(TASK STATEMENT)
If a line includes "JSON", copy it out of the entries.

(DATA FOR THIS EXERCISE)
BEGIN

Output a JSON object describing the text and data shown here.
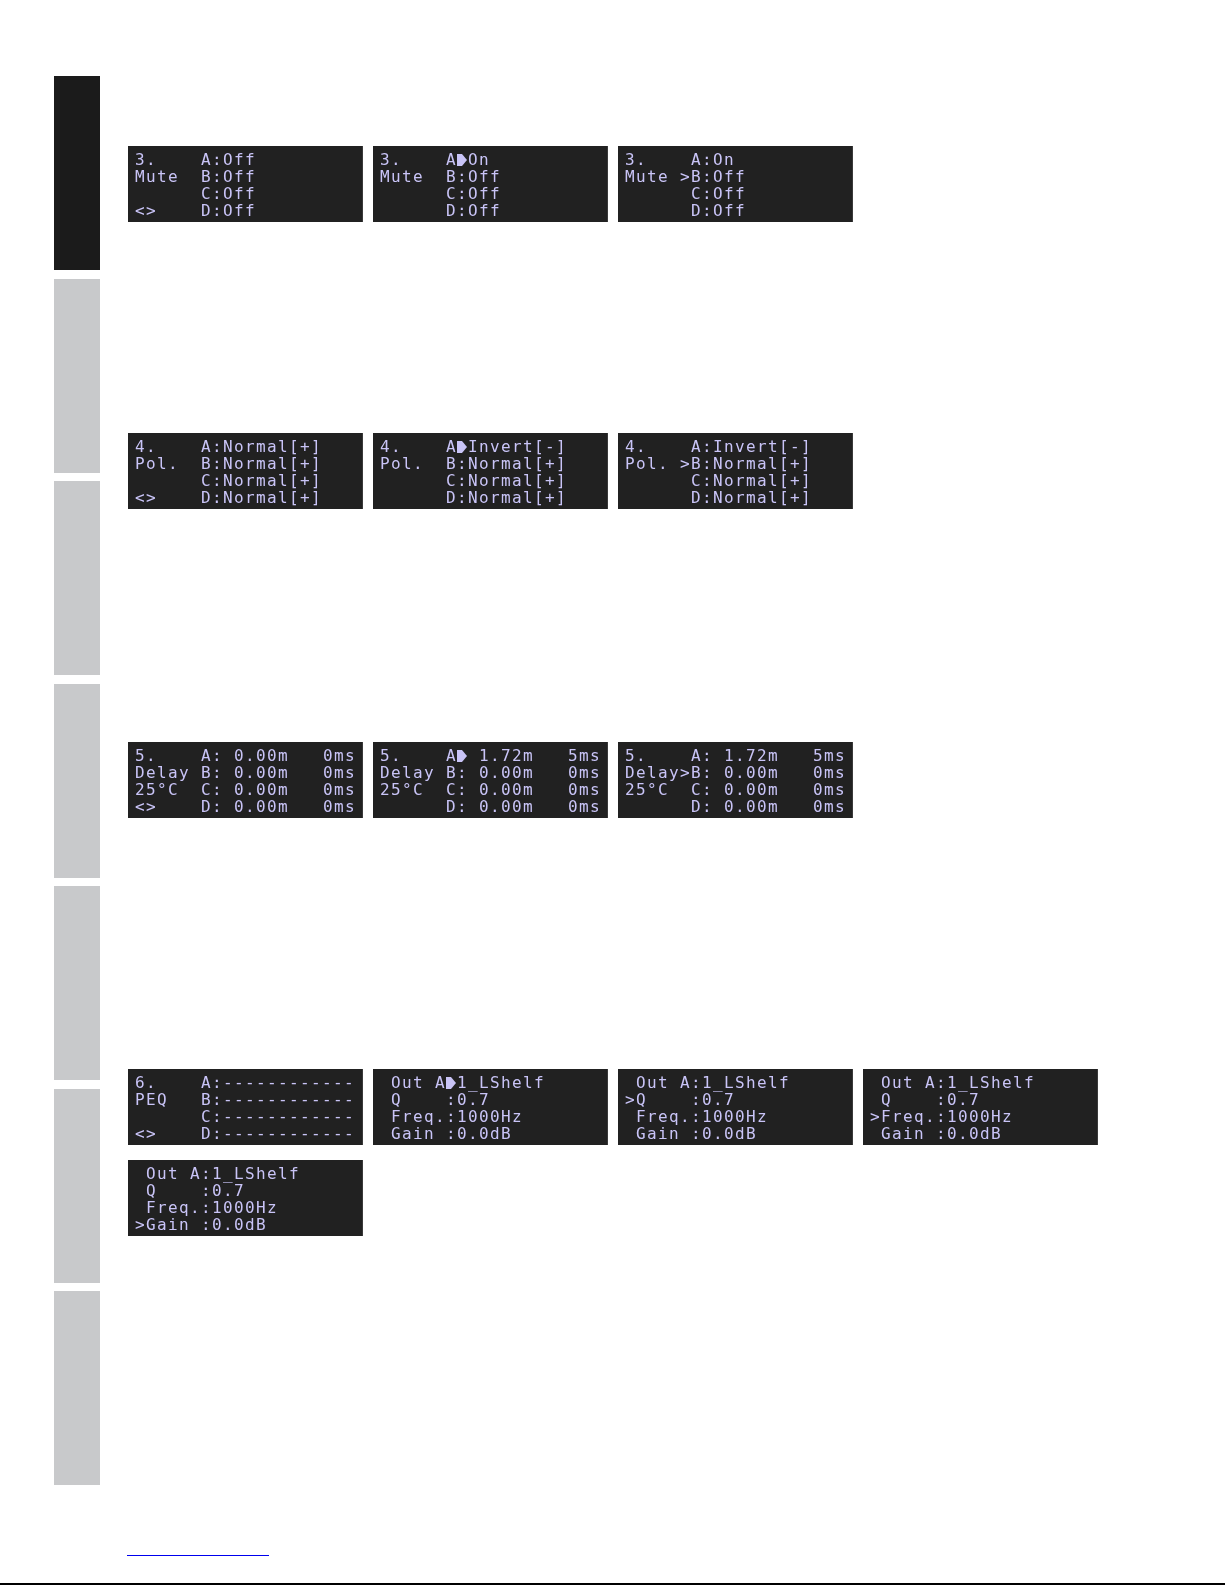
{
  "chapter_tabs": [
    {
      "selected": true
    },
    {
      "selected": false
    },
    {
      "selected": false
    },
    {
      "selected": false
    },
    {
      "selected": false
    },
    {
      "selected": false
    },
    {
      "selected": false
    }
  ],
  "sections": [
    {
      "displays": [
        {
          "kind": "channels",
          "rows": [
            {
              "label": "3.",
              "key": "A:",
              "editing": false,
              "value": "Off"
            },
            {
              "label": "Mute",
              "key": "B:",
              "editing": false,
              "value": "Off"
            },
            {
              "key": "C:",
              "editing": false,
              "value": "Off"
            },
            {
              "label": "<>",
              "key": "D:",
              "editing": false,
              "value": "Off"
            }
          ]
        },
        {
          "kind": "channels",
          "rows": [
            {
              "label": "3.",
              "key": "A",
              "editing": true,
              "value": "On"
            },
            {
              "label": "Mute",
              "key": "B:",
              "editing": false,
              "value": "Off"
            },
            {
              "key": "C:",
              "editing": false,
              "value": "Off"
            },
            {
              "key": "D:",
              "editing": false,
              "value": "Off"
            }
          ]
        },
        {
          "kind": "channels",
          "rows": [
            {
              "label": "3.",
              "key": "A:",
              "editing": false,
              "value": "On"
            },
            {
              "label": "Mute",
              "marker": ">",
              "key": "B:",
              "editing": false,
              "value": "Off"
            },
            {
              "key": "C:",
              "editing": false,
              "value": "Off"
            },
            {
              "key": "D:",
              "editing": false,
              "value": "Off"
            }
          ]
        }
      ]
    },
    {
      "displays": [
        {
          "kind": "channels",
          "rows": [
            {
              "label": "4.",
              "key": "A:",
              "editing": false,
              "value": "Normal[+]"
            },
            {
              "label": "Pol.",
              "key": "B:",
              "editing": false,
              "value": "Normal[+]"
            },
            {
              "key": "C:",
              "editing": false,
              "value": "Normal[+]"
            },
            {
              "label": "<>",
              "key": "D:",
              "editing": false,
              "value": "Normal[+]"
            }
          ]
        },
        {
          "kind": "channels",
          "rows": [
            {
              "label": "4.",
              "key": "A",
              "editing": true,
              "value": "Invert[-]"
            },
            {
              "label": "Pol.",
              "key": "B:",
              "editing": false,
              "value": "Normal[+]"
            },
            {
              "key": "C:",
              "editing": false,
              "value": "Normal[+]"
            },
            {
              "key": "D:",
              "editing": false,
              "value": "Normal[+]"
            }
          ]
        },
        {
          "kind": "channels",
          "rows": [
            {
              "label": "4.",
              "key": "A:",
              "editing": false,
              "value": "Invert[-]"
            },
            {
              "label": "Pol.",
              "marker": ">",
              "key": "B:",
              "editing": false,
              "value": "Normal[+]"
            },
            {
              "key": "C:",
              "editing": false,
              "value": "Normal[+]"
            },
            {
              "key": "D:",
              "editing": false,
              "value": "Normal[+]"
            }
          ]
        }
      ]
    },
    {
      "displays": [
        {
          "kind": "delay",
          "rows": [
            {
              "label": "5.",
              "key": "A:",
              "editing": false,
              "value": "0.00m",
              "time": "0ms"
            },
            {
              "label": "Delay",
              "key": "B:",
              "editing": false,
              "value": "0.00m",
              "time": "0ms"
            },
            {
              "label": "25°C",
              "key": "C:",
              "editing": false,
              "value": "0.00m",
              "time": "0ms"
            },
            {
              "label": "<>",
              "key": "D:",
              "editing": false,
              "value": "0.00m",
              "time": "0ms"
            }
          ]
        },
        {
          "kind": "delay",
          "rows": [
            {
              "label": "5.",
              "key": "A",
              "editing": true,
              "value": "1.72m",
              "time": "5ms"
            },
            {
              "label": "Delay",
              "key": "B:",
              "editing": false,
              "value": "0.00m",
              "time": "0ms"
            },
            {
              "label": "25°C",
              "key": "C:",
              "editing": false,
              "value": "0.00m",
              "time": "0ms"
            },
            {
              "key": "D:",
              "editing": false,
              "value": "0.00m",
              "time": "0ms"
            }
          ]
        },
        {
          "kind": "delay",
          "rows": [
            {
              "label": "5.",
              "key": "A:",
              "editing": false,
              "value": "1.72m",
              "time": "5ms"
            },
            {
              "label": "Delay",
              "marker": ">",
              "key": "B:",
              "editing": false,
              "value": "0.00m",
              "time": "0ms"
            },
            {
              "label": "25°C",
              "key": "C:",
              "editing": false,
              "value": "0.00m",
              "time": "0ms"
            },
            {
              "key": "D:",
              "editing": false,
              "value": "0.00m",
              "time": "0ms"
            }
          ]
        }
      ]
    },
    {
      "displays": [
        {
          "kind": "channels",
          "rows": [
            {
              "label": "6.",
              "key": "A:",
              "editing": false,
              "value": "------------"
            },
            {
              "label": "PEQ",
              "key": "B:",
              "editing": false,
              "value": "------------"
            },
            {
              "key": "C:",
              "editing": false,
              "value": "------------"
            },
            {
              "label": "<>",
              "key": "D:",
              "editing": false,
              "value": "------------"
            }
          ]
        },
        {
          "kind": "parameters",
          "rows": [
            {
              "key": "Out A",
              "editing": true,
              "value": "1_LShelf"
            },
            {
              "key": "Q    :",
              "editing": false,
              "value": "0.7"
            },
            {
              "key": "Freq.:",
              "editing": false,
              "value": "1000Hz"
            },
            {
              "key": "Gain :",
              "editing": false,
              "value": "0.0dB"
            }
          ]
        },
        {
          "kind": "parameters",
          "rows": [
            {
              "key": "Out A:",
              "editing": false,
              "value": "1_LShelf"
            },
            {
              "marker": ">",
              "key": "Q    :",
              "editing": false,
              "value": "0.7"
            },
            {
              "key": "Freq.:",
              "editing": false,
              "value": "1000Hz"
            },
            {
              "key": "Gain :",
              "editing": false,
              "value": "0.0dB"
            }
          ]
        },
        {
          "kind": "parameters",
          "rows": [
            {
              "key": "Out A:",
              "editing": false,
              "value": "1_LShelf"
            },
            {
              "key": "Q    :",
              "editing": false,
              "value": "0.7"
            },
            {
              "marker": ">",
              "key": "Freq.:",
              "editing": false,
              "value": "1000Hz"
            },
            {
              "key": "Gain :",
              "editing": false,
              "value": "0.0dB"
            }
          ]
        },
        {
          "kind": "parameters",
          "rows": [
            {
              "key": "Out A:",
              "editing": false,
              "value": "1_LShelf"
            },
            {
              "key": "Q    :",
              "editing": false,
              "value": "0.7"
            },
            {
              "key": "Freq.:",
              "editing": false,
              "value": "1000Hz"
            },
            {
              "marker": ">",
              "key": "Gain :",
              "editing": false,
              "value": "0.0dB"
            }
          ]
        }
      ]
    }
  ]
}
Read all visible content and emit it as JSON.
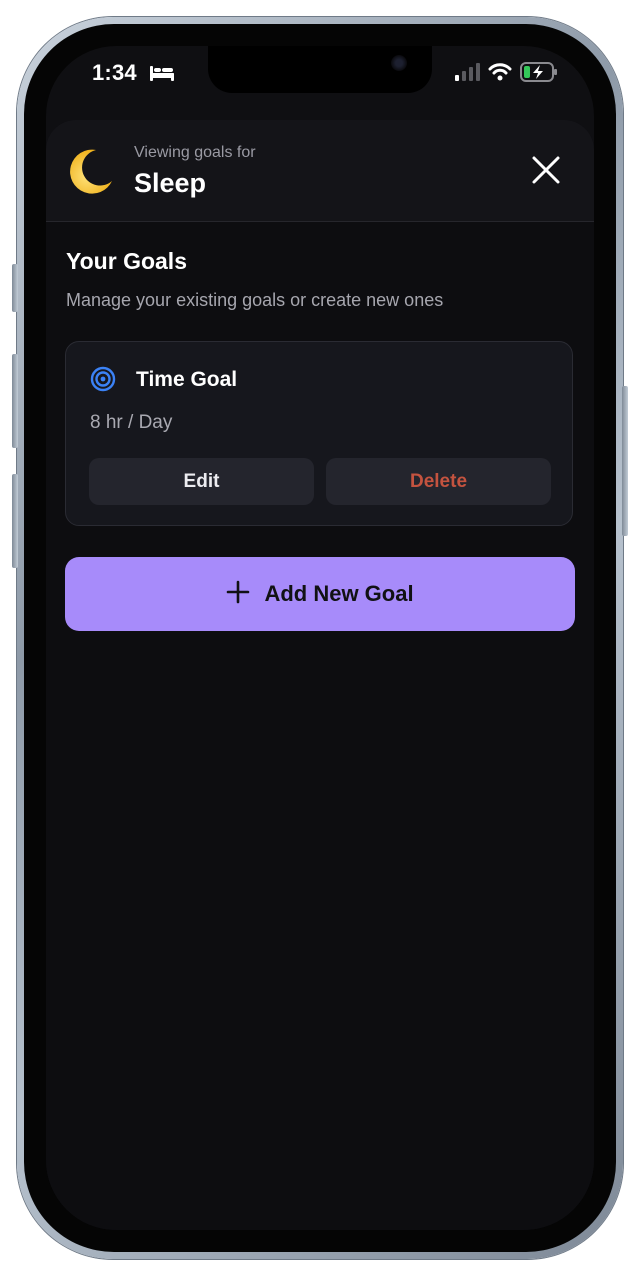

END

(RESULT FOR THIS TASK)
Output a JSON object describing the text and data shown here.
Read all visible content and emit it as JSON.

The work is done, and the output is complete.